What’s the secret to keeping your cool on court now, after being somewhat notorious for smashing racquets and such?
Don’t jinx it! (Laughs) Maybe I’m just growing up, I don’t know. It’s such a day-by-day thing. Some days I really love being out there. Some days I just can’t stand it. That’s why I have Christopher to try and keep me happy and calm out there.
Sometimes there’s just no turning back (from an outburst), but sometimes I can catch myself before it gets out of hand. But I have been better. It really just depends if I’m mentally fresh, then I’m probably going to hold it together. If I’m worn out or something is bothering me off the court, then maybe I’m more likely to smash a racquet or something. But I’ve been working on it really hard for sure.
What are your goals for the year in terms of progress or ranking?
I really want to make the push for the top 100. I think I’m already really close. But if I do end up breaking that, I don’t want to be satisfied with that. I want to stay inside the top 100, and be in all the Grand Slams without having to qualify.

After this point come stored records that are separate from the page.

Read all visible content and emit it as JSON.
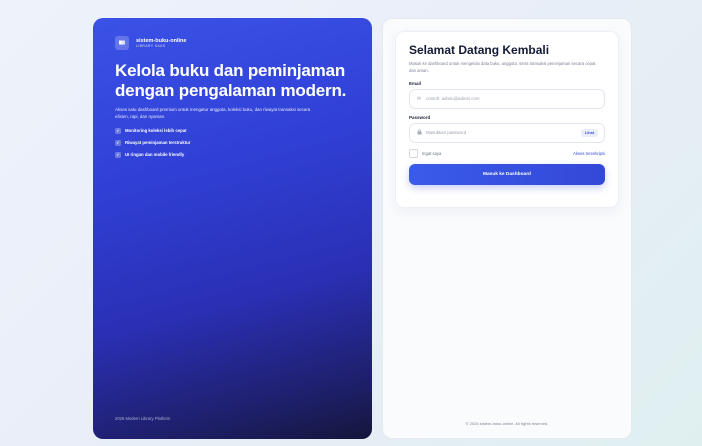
{
  "hero": {
    "brand_name": "sistem-buku-online",
    "brand_sub": "LIBRARY SAAS",
    "headline": "Kelola buku dan peminjaman dengan pengalaman modern.",
    "description": "Akses satu dashboard premium untuk mengatur anggota, koleksi buku, dan riwayat transaksi secara efisien, rapi, dan nyaman.",
    "features": [
      "Monitoring koleksi lebih cepat",
      "Riwayat peminjaman terstruktur",
      "UI ringan dan mobile friendly"
    ],
    "footer": "2026 Modern Library Platform"
  },
  "login": {
    "title": "Selamat Datang Kembali",
    "description": "Masuk ke dashboard untuk mengelola data buku, anggota, serta transaksi peminjaman secara cepat dan aman.",
    "email_label": "Email",
    "email_placeholder": "contoh: admin@admin.com",
    "password_label": "Password",
    "password_placeholder": "Masukkan password",
    "show_password": "Lihat",
    "remember": "Ingat saya",
    "forgot": "Akses terenkripsi",
    "submit": "Masuk ke Dashboard"
  },
  "footer": {
    "copyright": "© 2026 sistem-buku-online. All rights reserved."
  },
  "colors": {
    "accent": "#3448d8",
    "hero_start": "#3b52e6",
    "hero_end": "#15163a"
  },
  "icons": {
    "brand": "book-icon",
    "email": "mail-icon",
    "password": "lock-icon",
    "feature": "check-icon"
  }
}
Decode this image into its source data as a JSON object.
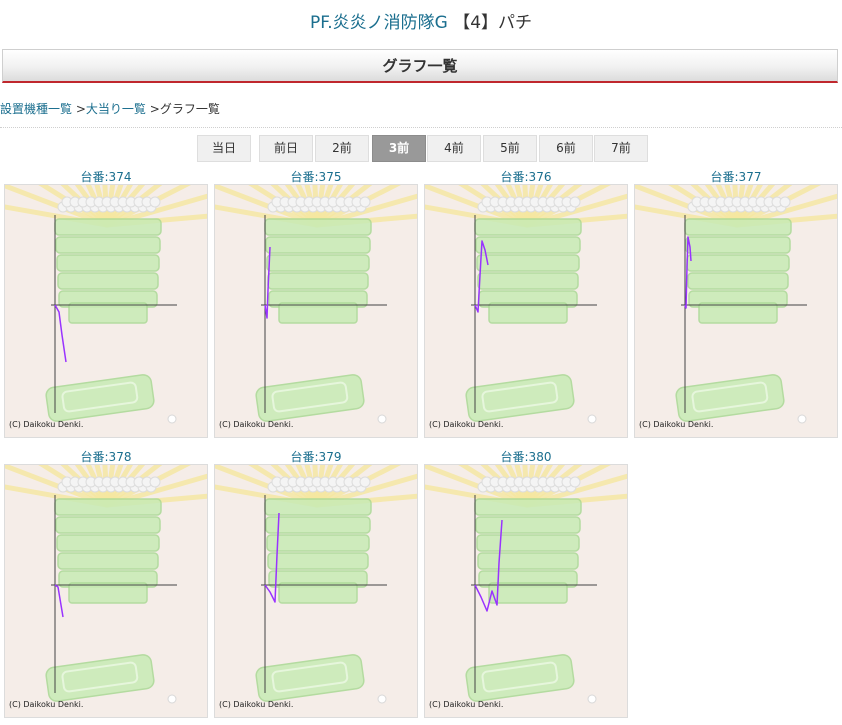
{
  "header": {
    "machine_name": "PF.炎炎ノ消防隊G",
    "machine_suffix": "【4】パチ"
  },
  "section_title": "グラフ一覧",
  "breadcrumb": {
    "link1": "設置機種一覧",
    "sep1": ">",
    "link2": "大当り一覧",
    "sep2": ">",
    "current": "グラフ一覧"
  },
  "day_tabs": [
    {
      "label": "当日",
      "active": false
    },
    {
      "label": "前日",
      "active": false
    },
    {
      "label": "2前",
      "active": false
    },
    {
      "label": "3前",
      "active": true
    },
    {
      "label": "4前",
      "active": false
    },
    {
      "label": "5前",
      "active": false
    },
    {
      "label": "6前",
      "active": false
    },
    {
      "label": "7前",
      "active": false
    }
  ],
  "units": [
    {
      "label": "台番:374",
      "copyright": "(C) Daikoku Denki."
    },
    {
      "label": "台番:375",
      "copyright": "(C) Daikoku Denki."
    },
    {
      "label": "台番:376",
      "copyright": "(C) Daikoku Denki."
    },
    {
      "label": "台番:377",
      "copyright": "(C) Daikoku Denki."
    },
    {
      "label": "台番:378",
      "copyright": "(C) Daikoku Denki."
    },
    {
      "label": "台番:379",
      "copyright": "(C) Daikoku Denki."
    },
    {
      "label": "台番:380",
      "copyright": "(C) Daikoku Denki."
    }
  ],
  "colors": {
    "accent_link": "#1a6e8e",
    "header_rule": "#c0272d",
    "graph_line": "#9933ff",
    "active_tab": "#999999"
  }
}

That’s where I want to be the rest of my career. I think it’s doable. I still have a lot of work to do and a lot of growing up to do, but I think I’m on the right track. And I see guys like Steve (Johnson), Jack (Sock) and Denis (Kudla) who have all done it. We’re all pushing each other up the rankings, and that’s so great about having peers that are trying to do the same thing you are. You want to push yourself to stay on pace with them. It’s been nice having a group – we’re all friends and good buddies — who are doing the same thing as you.
Gallery by Tennis Grandstand photographer Christopher Levy.